Growing up my family could not afford a record player, but summers meant two weeks spent at my maternal grandparents’ house where my Aunt Kay (not even three years my senior, she was much more like the big sister I never had) begrudgingly allowed me to play her very hip collection of 45 rpm single records in her bedroom, first on one of those “suitcase” record players with the tweed outer covering, then later in the living room on my grandparents’ massive walnut-clad Magnavox stereo console the size of a Hyundai.
Among Kay’s “Light My Fire” and “For What It’s Worth” singles that Summer 1967 I noticed a new one which I had never heard. But I hesitated because the label was the same as the one on my grandparents’ Frank Sinatra crooner albums, while the unfamiliar name of the band was way too long and odd sounding: the Jimi Hendrix Experience. Plus some moron evidently misspelled the guy’s first name! Could I really risk a whole 2:51 of my precious access to Auntie’s cool record collection and that high-horsepower stereo on a song called “Purple Haze”?
I went for it. The tonearm set down gently onto the vinyl donut, the butterscotch label with the little riverboat logo spinning toward my musical salvation. Immediately the room pulsed with more quaking, foundation-rattling bass than anything I had ever heard before, threatening to make Grandma’s china cups and saucers dance right off their shelves. The otherworldly chord progressions, I concluded, had to be coming from some advanced alien being. These sounds exciting the synapses in my brain were emanating from the musical meteorite which had landed before me and which was now orbiting the record player’s spindle. And what were those high-pitched Martian sounds on the ride out of “Purple Haze” which sound like wind chimes on acid?(Decades later veteran recording engineer Eddie Kramer would reveal that it was actually a recording of Jimi’s guitar sped up several times, then played back over earphones placed near a microphone.
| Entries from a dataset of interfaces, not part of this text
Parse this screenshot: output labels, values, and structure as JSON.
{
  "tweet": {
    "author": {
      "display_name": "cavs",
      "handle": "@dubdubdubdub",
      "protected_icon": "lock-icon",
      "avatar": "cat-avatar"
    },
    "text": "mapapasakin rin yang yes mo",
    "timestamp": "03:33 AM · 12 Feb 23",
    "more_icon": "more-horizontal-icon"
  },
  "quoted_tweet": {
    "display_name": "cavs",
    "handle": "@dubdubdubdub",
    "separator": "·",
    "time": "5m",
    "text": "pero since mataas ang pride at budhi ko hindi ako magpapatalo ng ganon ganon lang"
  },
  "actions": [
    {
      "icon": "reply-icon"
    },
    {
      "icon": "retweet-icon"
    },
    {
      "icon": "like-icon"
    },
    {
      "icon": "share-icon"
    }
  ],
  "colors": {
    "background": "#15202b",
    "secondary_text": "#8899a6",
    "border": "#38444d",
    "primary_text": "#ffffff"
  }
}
Brilliant.)
What I “experienced” that early summer evening 45 years ago was in effect a close encounter of the second kind, whereby chords of cosmic rays bombarded my brain and vibrated my soul at some atomic level, administered by one James Marshall Hendrix. Jimi mutated rock’s DNA, and we have been trying to decode the Hendrix genome for almost half a century.- Redbeard
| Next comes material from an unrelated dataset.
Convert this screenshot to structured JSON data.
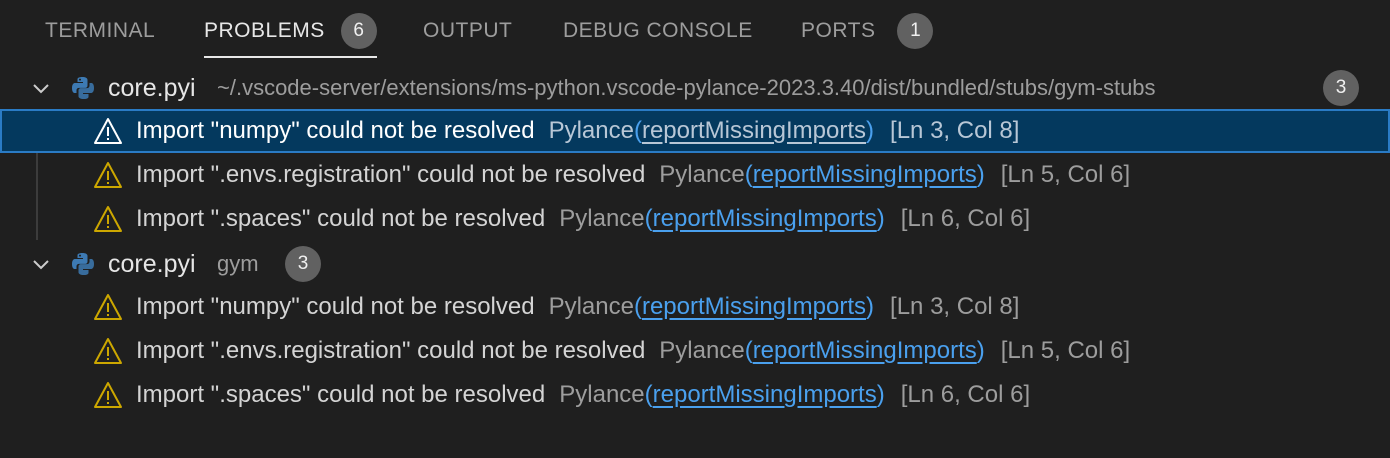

( Back & white photo Hendrix with Wilson Pickett 1966) (Color photo of Jimi (l), drummer Mitch Mitcell(c), & bass player Noel Redding, courtesy of Eddie Kramer)